What is expected
Your copy should repeat the data that follows exactly and contain no image.

____

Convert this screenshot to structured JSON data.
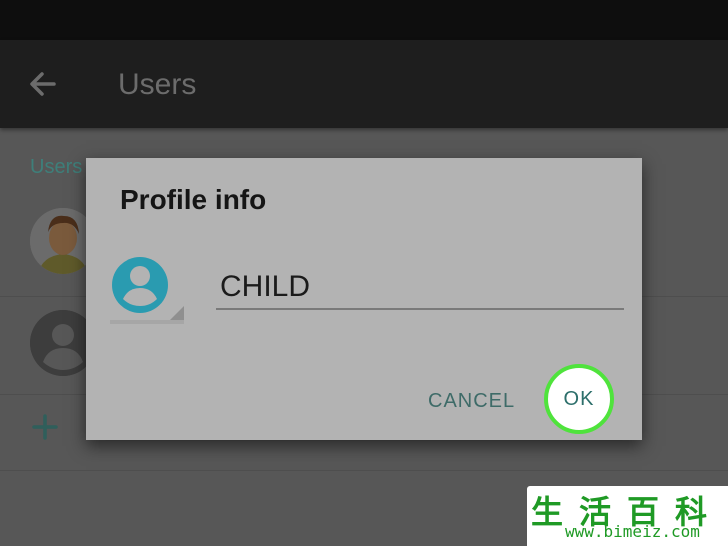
{
  "app_bar": {
    "title": "Users"
  },
  "users_section": {
    "label": "Users"
  },
  "dialog": {
    "title": "Profile info",
    "name_value": "CHILD",
    "cancel_label": "CANCEL",
    "ok_label": "OK"
  },
  "watermark": {
    "chars": "生活百科",
    "url": "www.bimeiz.com"
  },
  "colors": {
    "accent": "#3e7f7a",
    "avatar": "#2a9bb0",
    "ok_highlight": "#4fe33c",
    "watermark": "#1f9a25"
  }
}
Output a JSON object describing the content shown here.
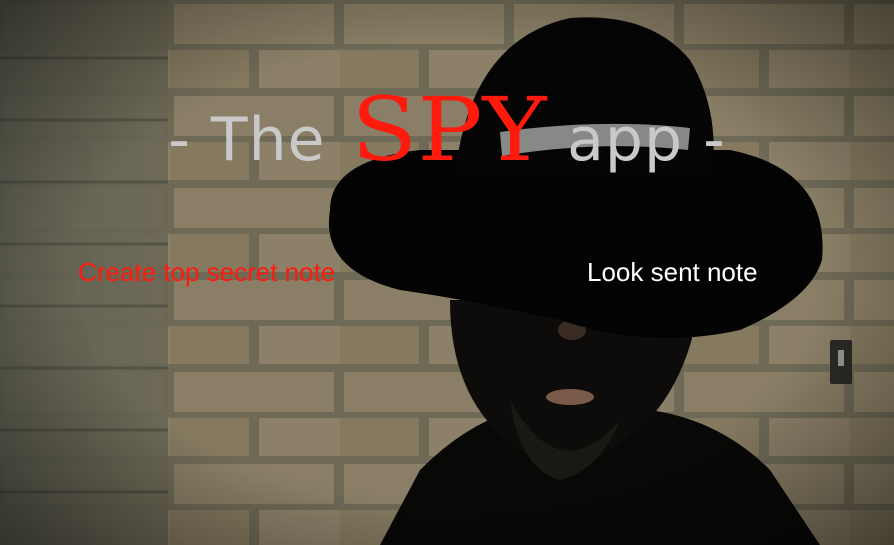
{
  "title": {
    "prefix": "- The",
    "brand": "SPY",
    "suffix": "app -"
  },
  "nav": {
    "create_note": "Create top secret note",
    "look_note": "Look sent note"
  },
  "colors": {
    "brand_red": "#ff1a0e",
    "title_grey": "#c9c9c9",
    "link_white": "#ffffff"
  }
}
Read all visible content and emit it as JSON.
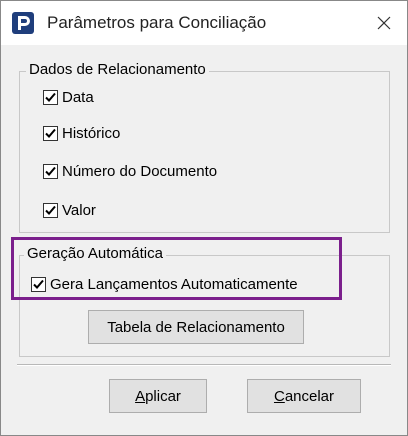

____

Exercise result
Convert this screenshot to structured JSON data.
{
  "app_bar": {
    "title": "Users"
  },
  "users_section": {
    "label": "Users"
  },
  "dialog": {
    "title": "Profile info",
    "name_value": "CHILD",
    "cancel_label": "CANCEL",
    "ok_label": "OK"
  },
  "watermark": {
    "chars": "生活百科",
    "url": "www.bimeiz.com"
  },
  "colors": {
    "accent": "#3e7f7a",
    "avatar": "#2a9bb0",
    "ok_highlight": "#4fe33c",
    "watermark": "#1f9a25"
  }
}
Output a JSON object describing the content shown here.
{
  "title": {
    "prefix": "- The",
    "brand": "SPY",
    "suffix": "app -"
  },
  "nav": {
    "create_note": "Create top secret note",
    "look_note": "Look sent note"
  },
  "colors": {
    "brand_red": "#ff1a0e",
    "title_grey": "#c9c9c9",
    "link_white": "#ffffff"
  }
}
Read all visible content and emit it as JSON.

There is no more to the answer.